Coffee drinkers have an interesting and vast selection of products for their morning cup of happiness. The latest addition to the morning wake-up call is coffee pods. They, too, come in an eye-widening array of flavors.
What are coffee pods? What are the pros and cons of coffee pods vs ground coffee? We will explore all of it here in this article.
Let's dive in!
Coffee pods are small plastic cups with foil tops. Inside is just enough grounds for a tiny cup of coffee. Motel and hotel rooms, for instance, feature the original coffee pods or the round, flat packages placed in the filter holder. The water drips through it, filling a single-serve cup with coffee.
Pod machines work the same way. You place the pod in a unique device, where it drips the water through the pod.
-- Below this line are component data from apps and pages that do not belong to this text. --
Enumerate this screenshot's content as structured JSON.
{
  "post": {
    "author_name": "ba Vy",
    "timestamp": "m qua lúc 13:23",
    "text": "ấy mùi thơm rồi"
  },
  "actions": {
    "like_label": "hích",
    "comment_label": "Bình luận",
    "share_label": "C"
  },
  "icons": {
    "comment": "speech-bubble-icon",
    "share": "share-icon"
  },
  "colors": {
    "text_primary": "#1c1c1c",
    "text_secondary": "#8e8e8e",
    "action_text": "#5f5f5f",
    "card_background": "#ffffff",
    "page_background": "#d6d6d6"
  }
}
The coffee comes out the bottom of the pod into the cup you placed beneath the spout.
The machine and pods more familiar to a lot of people are Keurig.
Pros Of Coffee Pods
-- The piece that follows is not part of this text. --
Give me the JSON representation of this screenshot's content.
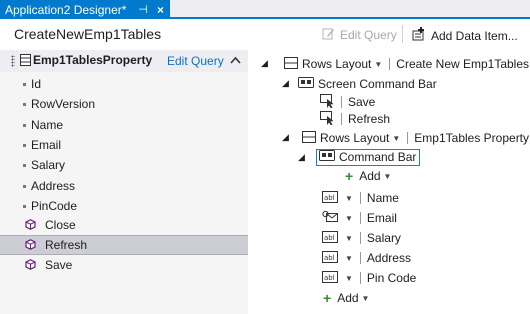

In a world geared more and more toward convenience, it's not surprising that coffee pods have gone viral. One of the pros of coffee pods is their single-serve capacity. Not everyone drinks a whole pot of coffee in less than an hour (who, me?).
Not everyone likes coffee enough for more than one cup; they just need it to wake up. Coffee pods answer the need.
The pros of coffee pods are impressive. They save time – no measuring out coffee grounds. It's already done. They make sure the coffee isn't too strong or too weak.
Coffee pods don't go stale; they stay fresh. The machines are easy to use, easy to clean, and they can make either one cup of joe or a whole carafe, depending on the machine.
Cons Of Coffee Pods
The cons aren't many, but they're equally important. Perhaps the most important, at least for many people, is that pods aren't recyclable. Pods and their machines are expensive.
Many machines aren't interchangeable, meaning you can't use the pod of one brand of a machine in another brand of machine.
Almost everyone on the planet is familiar with ground coffee. We've seen cowboys in movies pour into their tin cups coffee from a percolator sitting on a hot rock by the fire.
We've seen our own grandmothers pour coffee from the percolator seated on the back eye of the stove. We watched as drip coffee makers came into fashion, and now we can't live without them.
What about the ground coffee that goes into these pots? We have the choice of grinding our own beans or taking Folgers' word for it that it's good to the last drop.
We can adjust the grounds to our preferences (strong enough to curl your hair or just enough color to qualify as coffee.) We have a range of flavors from which to choose. We can get regular, unleaded, or half-and-half.
Ground coffee comes from coffee beans. No beans, no coffee. Coffee lovers have a choice between whole beans and pre-ground coffee.
Beans can be customized however the buyer prefers, from finely ground with its delicate flavor to coarsely ground with its more robust flavor. With pre-ground coffee, you get what the manufacturer produces.
Pros Of Ground Coffee
Grinders are expensive. Their blades will dull eventually, and the motor will go out. Ground coffee doesn't require grinders, so you save a lot of money.
Ground coffee is more convenient. Just walk into a store, grab a can of coffee, and you're off. It's cheaper, too.
Cons Of Ground Coffee
The only con to ground coffee is that it isn't customizable. Ground coffee comes in the grind that their machinery produces.
Ground coffee is made in huge machines, so they can only make one style of ground coffee. For more robust grinds, as mentioned above, the end-users must grind their own joe.
When consumers consider coffee pods vs ground coffee, they must weigh against each other freshness, coarse or fine grind, and the interchangeability of the pod or grounds.
Buyers should also remember that coffee grounds can be used in different ways; for example, they can be used to give your potted plants some acidity as well as a few nutrients. Pods can't do that.